__TASK TO COMPLETE__: Your answer should be one number, the count of lines in the listing below containing the word "logo".

__DATA FOR PROCESSING__:
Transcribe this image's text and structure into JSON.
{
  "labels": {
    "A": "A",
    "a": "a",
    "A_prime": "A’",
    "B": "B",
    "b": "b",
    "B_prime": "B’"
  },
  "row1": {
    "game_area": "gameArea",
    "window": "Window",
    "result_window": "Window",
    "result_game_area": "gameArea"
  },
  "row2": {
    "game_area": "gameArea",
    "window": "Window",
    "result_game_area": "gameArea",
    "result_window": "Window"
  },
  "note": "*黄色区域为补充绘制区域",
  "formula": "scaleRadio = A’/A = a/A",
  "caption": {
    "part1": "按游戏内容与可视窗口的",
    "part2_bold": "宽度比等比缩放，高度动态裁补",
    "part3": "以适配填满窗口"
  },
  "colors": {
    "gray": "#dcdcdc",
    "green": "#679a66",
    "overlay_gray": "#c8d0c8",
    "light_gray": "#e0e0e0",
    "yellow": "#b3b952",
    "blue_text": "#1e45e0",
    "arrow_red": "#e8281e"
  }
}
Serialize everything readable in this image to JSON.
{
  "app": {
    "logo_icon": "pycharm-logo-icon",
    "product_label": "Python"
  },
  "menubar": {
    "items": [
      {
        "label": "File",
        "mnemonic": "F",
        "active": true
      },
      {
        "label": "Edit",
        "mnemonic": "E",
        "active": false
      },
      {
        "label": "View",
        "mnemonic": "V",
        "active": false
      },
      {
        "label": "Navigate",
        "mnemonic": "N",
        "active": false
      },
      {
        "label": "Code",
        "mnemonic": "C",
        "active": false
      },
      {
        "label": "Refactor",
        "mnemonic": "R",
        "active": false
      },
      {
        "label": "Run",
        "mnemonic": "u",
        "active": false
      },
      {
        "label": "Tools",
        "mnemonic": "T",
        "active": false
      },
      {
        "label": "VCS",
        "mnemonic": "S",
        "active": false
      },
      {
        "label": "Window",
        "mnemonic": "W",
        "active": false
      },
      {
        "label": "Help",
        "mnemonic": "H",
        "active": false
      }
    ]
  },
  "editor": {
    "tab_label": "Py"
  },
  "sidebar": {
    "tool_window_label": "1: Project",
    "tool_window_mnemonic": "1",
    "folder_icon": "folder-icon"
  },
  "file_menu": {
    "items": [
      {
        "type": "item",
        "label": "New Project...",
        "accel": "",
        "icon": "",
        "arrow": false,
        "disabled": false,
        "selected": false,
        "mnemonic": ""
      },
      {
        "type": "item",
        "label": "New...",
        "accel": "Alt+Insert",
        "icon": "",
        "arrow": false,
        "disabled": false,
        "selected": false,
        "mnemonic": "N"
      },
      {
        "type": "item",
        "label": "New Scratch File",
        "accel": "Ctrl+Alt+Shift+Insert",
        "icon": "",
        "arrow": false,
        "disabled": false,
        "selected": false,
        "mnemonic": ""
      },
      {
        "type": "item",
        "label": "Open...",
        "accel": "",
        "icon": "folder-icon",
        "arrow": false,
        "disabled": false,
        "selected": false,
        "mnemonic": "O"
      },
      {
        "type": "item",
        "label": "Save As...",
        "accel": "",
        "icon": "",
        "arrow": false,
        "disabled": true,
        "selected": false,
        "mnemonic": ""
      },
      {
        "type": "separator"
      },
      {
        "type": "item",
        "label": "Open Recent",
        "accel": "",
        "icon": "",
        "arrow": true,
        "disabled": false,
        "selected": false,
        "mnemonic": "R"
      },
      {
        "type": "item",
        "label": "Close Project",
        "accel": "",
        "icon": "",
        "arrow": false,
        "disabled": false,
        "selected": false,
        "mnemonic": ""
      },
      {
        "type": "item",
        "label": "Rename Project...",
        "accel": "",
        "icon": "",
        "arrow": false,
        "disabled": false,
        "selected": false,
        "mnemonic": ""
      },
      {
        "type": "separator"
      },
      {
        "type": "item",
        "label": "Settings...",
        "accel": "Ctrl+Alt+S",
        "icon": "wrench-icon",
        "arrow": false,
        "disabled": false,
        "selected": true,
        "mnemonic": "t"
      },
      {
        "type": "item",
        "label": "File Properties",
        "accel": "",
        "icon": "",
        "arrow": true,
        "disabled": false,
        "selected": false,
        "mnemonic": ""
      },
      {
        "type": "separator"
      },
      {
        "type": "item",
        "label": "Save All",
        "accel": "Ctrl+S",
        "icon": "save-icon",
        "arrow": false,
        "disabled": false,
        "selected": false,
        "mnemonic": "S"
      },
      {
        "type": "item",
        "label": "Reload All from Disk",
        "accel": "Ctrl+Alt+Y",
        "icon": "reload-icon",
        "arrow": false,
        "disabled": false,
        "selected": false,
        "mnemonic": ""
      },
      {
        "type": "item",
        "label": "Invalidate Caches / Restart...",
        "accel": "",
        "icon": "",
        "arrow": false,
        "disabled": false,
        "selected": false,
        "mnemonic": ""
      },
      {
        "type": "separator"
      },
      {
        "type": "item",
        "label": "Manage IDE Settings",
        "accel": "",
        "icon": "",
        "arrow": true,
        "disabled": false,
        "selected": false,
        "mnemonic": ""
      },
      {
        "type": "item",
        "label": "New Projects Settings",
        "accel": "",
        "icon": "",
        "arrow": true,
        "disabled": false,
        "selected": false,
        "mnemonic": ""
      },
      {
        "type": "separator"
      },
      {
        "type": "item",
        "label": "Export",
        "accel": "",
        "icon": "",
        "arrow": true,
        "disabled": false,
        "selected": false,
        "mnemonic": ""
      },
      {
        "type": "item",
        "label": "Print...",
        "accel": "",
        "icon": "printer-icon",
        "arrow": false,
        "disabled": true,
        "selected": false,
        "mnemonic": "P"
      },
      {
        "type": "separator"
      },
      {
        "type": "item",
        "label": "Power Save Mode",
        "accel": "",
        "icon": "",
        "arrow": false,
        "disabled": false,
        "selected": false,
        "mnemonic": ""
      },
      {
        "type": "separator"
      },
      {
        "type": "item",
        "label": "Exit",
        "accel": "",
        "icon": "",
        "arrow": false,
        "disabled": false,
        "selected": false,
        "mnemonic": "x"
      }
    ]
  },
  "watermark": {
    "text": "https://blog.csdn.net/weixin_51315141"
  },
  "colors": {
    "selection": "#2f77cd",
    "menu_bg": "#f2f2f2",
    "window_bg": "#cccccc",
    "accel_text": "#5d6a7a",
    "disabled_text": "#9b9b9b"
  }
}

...

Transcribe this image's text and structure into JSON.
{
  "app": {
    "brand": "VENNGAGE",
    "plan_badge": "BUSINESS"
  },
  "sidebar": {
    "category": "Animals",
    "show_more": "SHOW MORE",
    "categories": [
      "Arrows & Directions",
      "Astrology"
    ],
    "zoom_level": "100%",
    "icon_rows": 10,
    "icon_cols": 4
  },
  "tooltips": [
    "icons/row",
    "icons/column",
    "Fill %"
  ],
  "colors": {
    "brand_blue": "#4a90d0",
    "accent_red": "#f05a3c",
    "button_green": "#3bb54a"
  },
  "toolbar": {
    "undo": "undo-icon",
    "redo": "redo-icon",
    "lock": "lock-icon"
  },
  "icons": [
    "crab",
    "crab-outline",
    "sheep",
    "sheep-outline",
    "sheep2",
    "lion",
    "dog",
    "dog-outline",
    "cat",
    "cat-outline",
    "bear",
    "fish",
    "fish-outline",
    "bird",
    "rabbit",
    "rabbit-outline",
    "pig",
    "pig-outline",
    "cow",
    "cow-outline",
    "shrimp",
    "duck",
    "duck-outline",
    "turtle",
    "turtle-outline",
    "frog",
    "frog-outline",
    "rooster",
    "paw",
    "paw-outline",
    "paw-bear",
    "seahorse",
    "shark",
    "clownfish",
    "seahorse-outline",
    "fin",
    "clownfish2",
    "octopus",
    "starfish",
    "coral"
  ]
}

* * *

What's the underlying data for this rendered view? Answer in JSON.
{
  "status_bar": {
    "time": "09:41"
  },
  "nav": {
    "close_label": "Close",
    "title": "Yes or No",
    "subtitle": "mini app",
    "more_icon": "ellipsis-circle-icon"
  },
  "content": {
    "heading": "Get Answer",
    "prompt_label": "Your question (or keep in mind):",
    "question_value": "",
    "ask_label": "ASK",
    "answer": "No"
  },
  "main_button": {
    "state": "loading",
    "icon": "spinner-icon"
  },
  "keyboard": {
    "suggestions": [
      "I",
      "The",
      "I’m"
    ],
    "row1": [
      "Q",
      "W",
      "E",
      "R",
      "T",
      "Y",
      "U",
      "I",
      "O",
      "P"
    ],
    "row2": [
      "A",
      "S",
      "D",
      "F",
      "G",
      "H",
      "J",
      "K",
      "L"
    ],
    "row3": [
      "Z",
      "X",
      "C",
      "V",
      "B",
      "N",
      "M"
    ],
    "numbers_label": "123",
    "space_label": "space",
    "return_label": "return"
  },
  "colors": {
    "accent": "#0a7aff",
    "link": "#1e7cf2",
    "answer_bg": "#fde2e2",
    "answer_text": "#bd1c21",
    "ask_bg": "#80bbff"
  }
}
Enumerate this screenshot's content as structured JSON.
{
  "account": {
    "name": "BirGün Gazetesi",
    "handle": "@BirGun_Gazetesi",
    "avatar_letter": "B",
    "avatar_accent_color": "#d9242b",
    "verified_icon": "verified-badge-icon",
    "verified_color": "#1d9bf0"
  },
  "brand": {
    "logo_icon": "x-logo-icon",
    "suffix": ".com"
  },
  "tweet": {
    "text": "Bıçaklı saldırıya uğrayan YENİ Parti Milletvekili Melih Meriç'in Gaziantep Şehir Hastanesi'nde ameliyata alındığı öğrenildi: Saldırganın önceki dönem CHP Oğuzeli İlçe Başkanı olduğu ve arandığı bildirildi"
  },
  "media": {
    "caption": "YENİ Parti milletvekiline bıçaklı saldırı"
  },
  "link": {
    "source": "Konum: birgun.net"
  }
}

__TASK ANSWER__: 2